The new device-cloning feature included in Prinimalka-Gozi (i.e., virtual-machine-syncing module) is specifically designed to aid in evading device-fingerprinting fraud prevention solutions. This feature allows fraudsters to create a cloned computer with settings identical to those of the victim’s device — including the same device fingerprint. Fraudsters can also route or proxy all Web communication from the cloned computer through the victim’s device by using the victim’s IP address. The net effect is that both the device and IP address seem to belong to the genuine user (victim).
Some device-fingerprinting solutions have added features that can alert the bank when a proxy is being used. However, since proxies are also used for legitimate purposes (e.g., in enterprises and public networks), this feature alone will generate many false alarms.

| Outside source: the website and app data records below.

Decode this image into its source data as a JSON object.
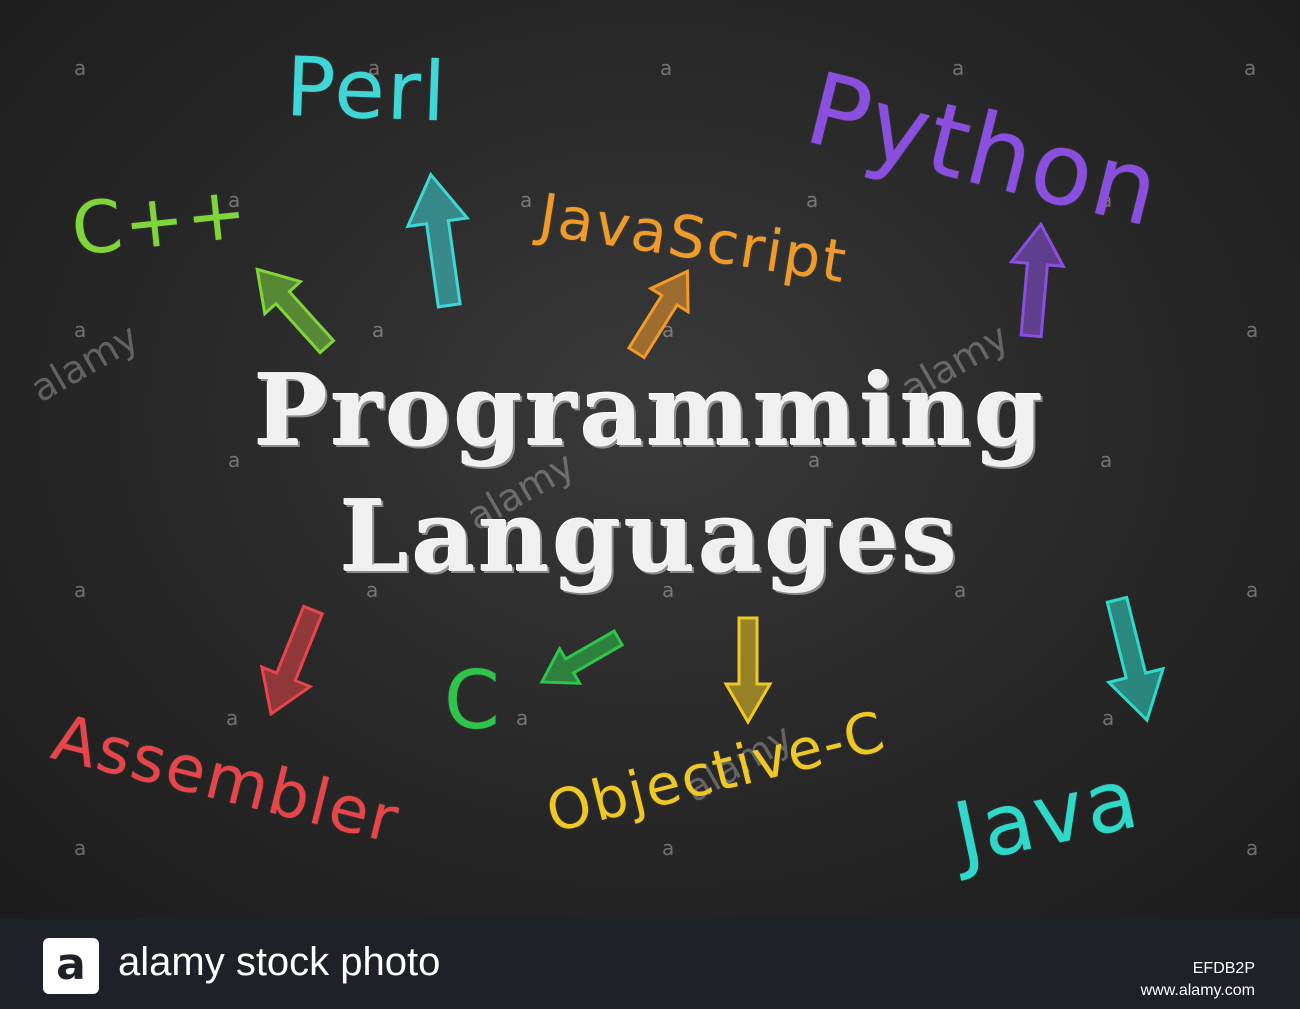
{
  "title": {
    "line1": "Programming",
    "line2": "Languages"
  },
  "languages": [
    {
      "key": "perl",
      "label": "Perl",
      "color": "#3fd6d6"
    },
    {
      "key": "python",
      "label": "Python",
      "color": "#8b4fe0"
    },
    {
      "key": "cpp",
      "label": "C++",
      "color": "#7ed63a"
    },
    {
      "key": "javascript",
      "label": "JavaScript",
      "color": "#f09a2a"
    },
    {
      "key": "assembler",
      "label": "Assembler",
      "color": "#e8454a"
    },
    {
      "key": "c",
      "label": "C",
      "color": "#2fc44a"
    },
    {
      "key": "objective_c",
      "label": "Objective-C",
      "color": "#f0c825"
    },
    {
      "key": "java",
      "label": "Java",
      "color": "#2fd8c8"
    }
  ],
  "arrow_icons": [
    {
      "key": "cpp",
      "name": "green-arrow-icon",
      "color": "#7ed63a"
    },
    {
      "key": "perl",
      "name": "cyan-arrow-icon",
      "color": "#3fd6d6"
    },
    {
      "key": "javascript",
      "name": "orange-arrow-icon",
      "color": "#f09a2a"
    },
    {
      "key": "python",
      "name": "purple-arrow-icon",
      "color": "#8b4fe0"
    },
    {
      "key": "assembler",
      "name": "red-arrow-icon",
      "color": "#e8454a"
    },
    {
      "key": "c",
      "name": "green-down-arrow-icon",
      "color": "#2fc44a"
    },
    {
      "key": "objective_c",
      "name": "yellow-arrow-icon",
      "color": "#f0c825"
    },
    {
      "key": "java",
      "name": "teal-arrow-icon",
      "color": "#2fd8c8"
    }
  ],
  "watermark": {
    "letter": "a",
    "word": "alamy"
  },
  "footer": {
    "logo_letter": "a",
    "brand": "alamy stock photo",
    "image_id": "EFDB2P",
    "url": "www.alamy.com"
  }
}
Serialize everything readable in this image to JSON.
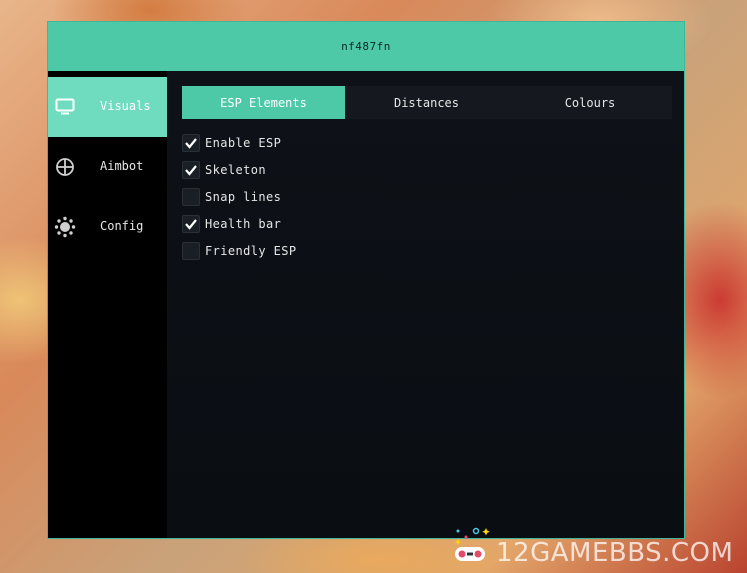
{
  "window": {
    "title": "nf487fn"
  },
  "sidebar": {
    "items": [
      {
        "label": "Visuals",
        "icon": "monitor-icon",
        "active": true
      },
      {
        "label": "Aimbot",
        "icon": "crosshair-icon",
        "active": false
      },
      {
        "label": "Config",
        "icon": "gear-icon",
        "active": false
      }
    ]
  },
  "tabs": [
    {
      "label": "ESP Elements",
      "active": true
    },
    {
      "label": "Distances",
      "active": false
    },
    {
      "label": "Colours",
      "active": false
    }
  ],
  "options": [
    {
      "label": "Enable ESP",
      "checked": true
    },
    {
      "label": "Skeleton",
      "checked": true
    },
    {
      "label": "Snap lines",
      "checked": false
    },
    {
      "label": "Health bar",
      "checked": true
    },
    {
      "label": "Friendly ESP",
      "checked": false
    }
  ],
  "watermark": {
    "text": "12GAMEBBS.COM",
    "icon": "gamepad-icon"
  },
  "colors": {
    "accent": "#4ec9a8",
    "sidebar_active": "#6fdcc0",
    "panel": "#0c0f14",
    "sidebar": "#000000"
  }
}
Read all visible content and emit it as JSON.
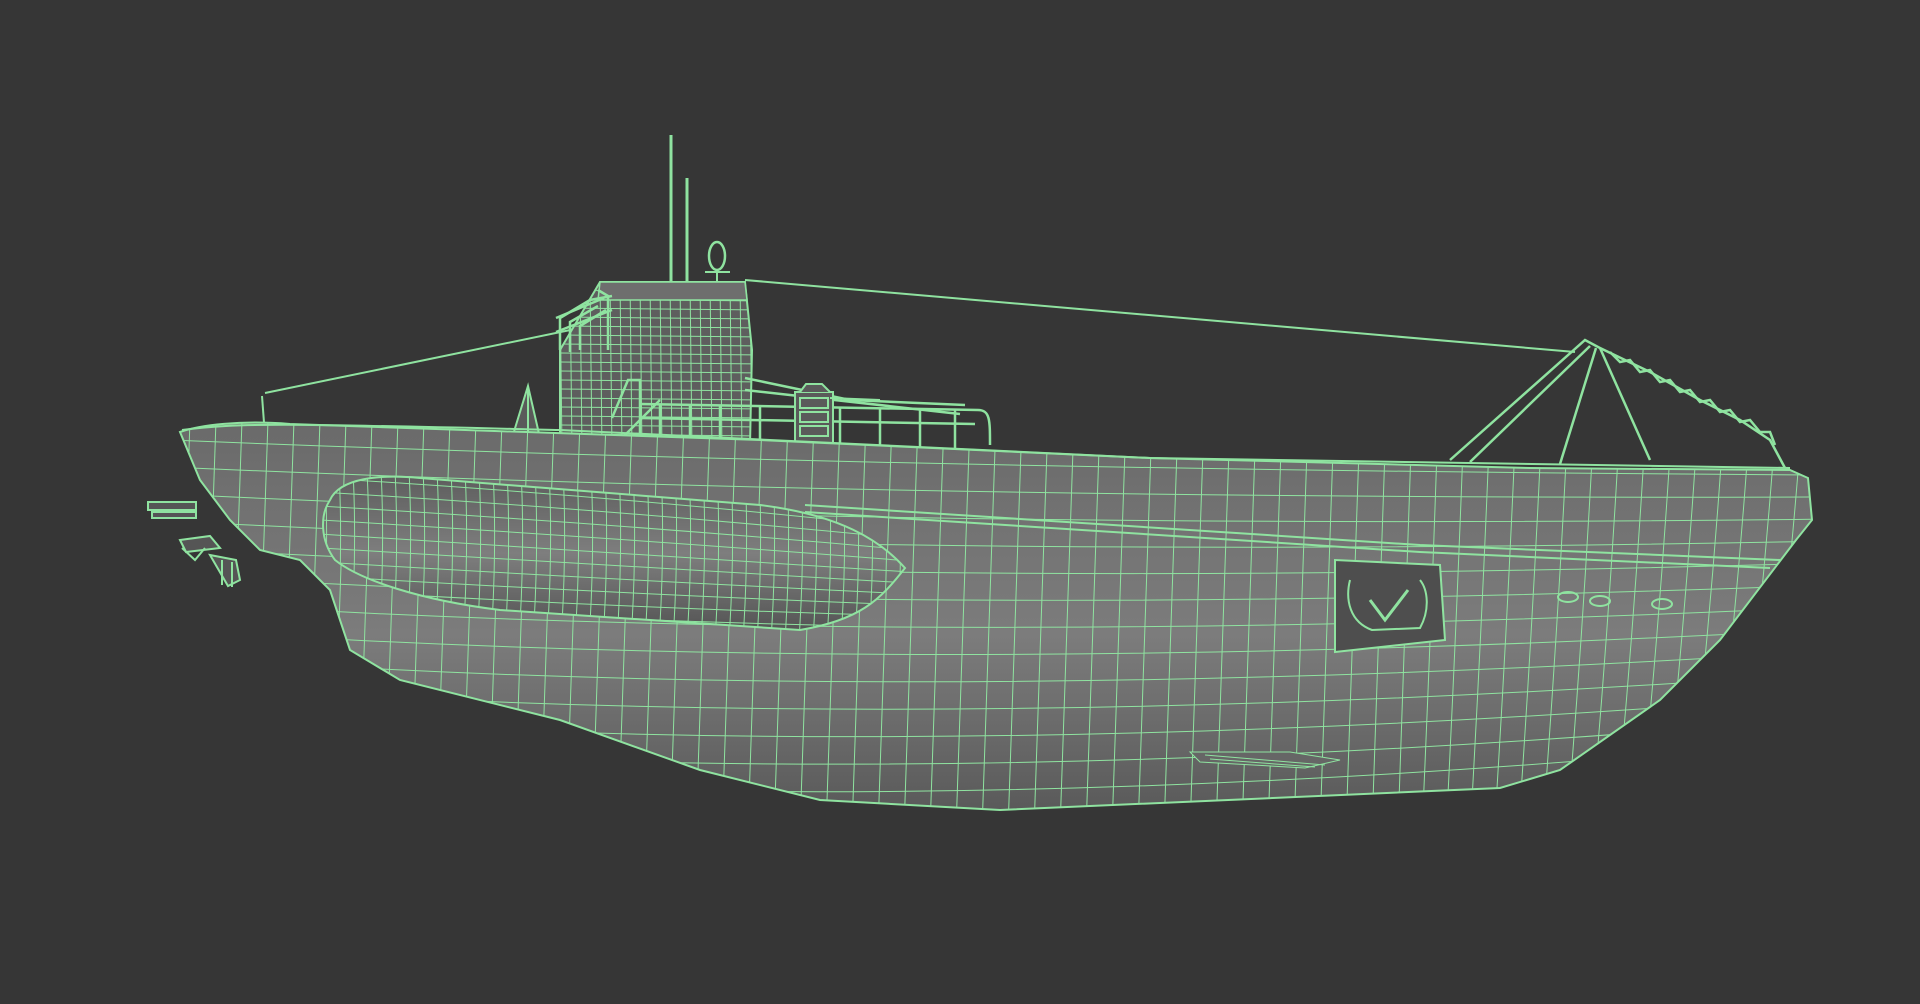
{
  "viewport": {
    "background_color": "#363636",
    "wire_color": "#8fe3a0",
    "hull_fill_color": "#5c5c5c",
    "hull_shade_color": "#7a7a7a",
    "render_mode": "wireframe-on-shaded"
  },
  "model": {
    "subject": "submarine",
    "parts": [
      "hull",
      "conning-tower",
      "periscopes",
      "deck-railing",
      "deck-gun",
      "saddle-tank",
      "bow-net-cutter",
      "anchor-recess",
      "stern-propellers",
      "jumping-wire"
    ]
  }
}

Furthermore, the attack tactics used by Prinimalka-Gozi may change over time. Once the criminals have an end user’s genuine login credentials, they do not necessarily have to proxy all communication through the victim’s device. Fraudulent transactions can be submitted from a cloned device on a new IP or a new device. Since many users switch computers and access online banking while traveling, device-fingerprinting solutions cannot prevent the submission of all transactions from a new device or location.
Protecting Against Project Blitzkrieg
Unlike device fingerprinting and other clientless fraud prevention mechanisms, IBM Security takes a different approach with a clientless solution that combines device fingerprinting, proxy detection and malware infection detection. When a user infected with malware accesses an online banking site protected by IBM Security Trusteer Pinpoint Malware Detection, it identifies the infection and malware type (e.g., “User Steve is infected with Prinimalka-Gozi”), alerts the bank and flags the user’s credentials as compromised.
Once notified, banks can immediately contact the end users to have them install IBM Security Trusteer Rapport, which will remove the malware. IBM Security Trusteer Pinpoint Criminal Detection also fingerprints the device and checks for the use of proxies. Users accessing the online banking application from a new device — or a proxied device — shortly after malware was detected on their endpoint is a strong indication of account takeover fraud.
For end users who have already installed Trusteer Rapport, we have validated that Trusteer Rapport protects against the Prinimalka-Gozi malware by removing it from infected machines and preventing data theft, such as form grabbing and HTML injection. For endpoints that do not have Trusteer Rapport installed, we have validated that Trusteer Pinpoint identified machines infected with Prinimalka-Gozi.